Work instructions >> Each record below should appear again exactly as written.

Exercise inputs >>
/---

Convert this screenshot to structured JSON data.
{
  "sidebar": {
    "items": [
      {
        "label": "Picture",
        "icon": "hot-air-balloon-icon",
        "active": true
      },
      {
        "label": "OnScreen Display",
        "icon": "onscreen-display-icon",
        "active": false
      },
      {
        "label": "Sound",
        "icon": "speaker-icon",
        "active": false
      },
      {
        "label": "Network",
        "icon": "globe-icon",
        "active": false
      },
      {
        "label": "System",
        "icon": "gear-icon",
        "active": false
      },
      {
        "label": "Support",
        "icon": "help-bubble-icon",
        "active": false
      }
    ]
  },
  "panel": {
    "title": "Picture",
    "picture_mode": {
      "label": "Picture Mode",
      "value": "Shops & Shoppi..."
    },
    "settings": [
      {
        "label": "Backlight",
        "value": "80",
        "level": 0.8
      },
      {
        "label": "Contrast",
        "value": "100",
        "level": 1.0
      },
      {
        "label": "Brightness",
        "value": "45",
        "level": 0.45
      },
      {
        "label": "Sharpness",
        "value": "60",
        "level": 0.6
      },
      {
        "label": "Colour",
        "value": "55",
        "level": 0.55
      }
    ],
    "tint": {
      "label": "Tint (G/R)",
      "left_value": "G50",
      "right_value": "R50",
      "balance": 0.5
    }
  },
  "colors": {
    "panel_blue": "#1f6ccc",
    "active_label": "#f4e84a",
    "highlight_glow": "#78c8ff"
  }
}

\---

Output for this exercise >>
Convert this screenshot to structured JSON data.
{
  "sidebar": {
    "items": [
      {
        "label": "Picture",
        "icon": "hot-air-balloon-icon",
        "active": true
      },
      {
        "label": "OnScreen Display",
        "icon": "onscreen-display-icon",
        "active": false
      },
      {
        "label": "Sound",
        "icon": "speaker-icon",
        "active": false
      },
      {
        "label": "Network",
        "icon": "globe-icon",
        "active": false
      },
      {
        "label": "System",
        "icon": "gear-icon",
        "active": false
      },
      {
        "label": "Support",
        "icon": "help-bubble-icon",
        "active": false
      }
    ]
  },
  "panel": {
    "title": "Picture",
    "picture_mode": {
      "label": "Picture Mode",
      "value": "Shops & Shoppi..."
    },
    "settings": [
      {
        "label": "Backlight",
        "value": "80",
        "level": 0.8
      },
      {
        "label": "Contrast",
        "value": "100",
        "level": 1.0
      },
      {
        "label": "Brightness",
        "value": "45",
        "level": 0.45
      },
      {
        "label": "Sharpness",
        "value": "60",
        "level": 0.6
      },
      {
        "label": "Colour",
        "value": "55",
        "level": 0.55
      }
    ],
    "tint": {
      "label": "Tint (G/R)",
      "left_value": "G50",
      "right_value": "R50",
      "balance": 0.5
    }
  },
  "colors": {
    "panel_blue": "#1f6ccc",
    "active_label": "#f4e84a",
    "highlight_glow": "#78c8ff"
  }
}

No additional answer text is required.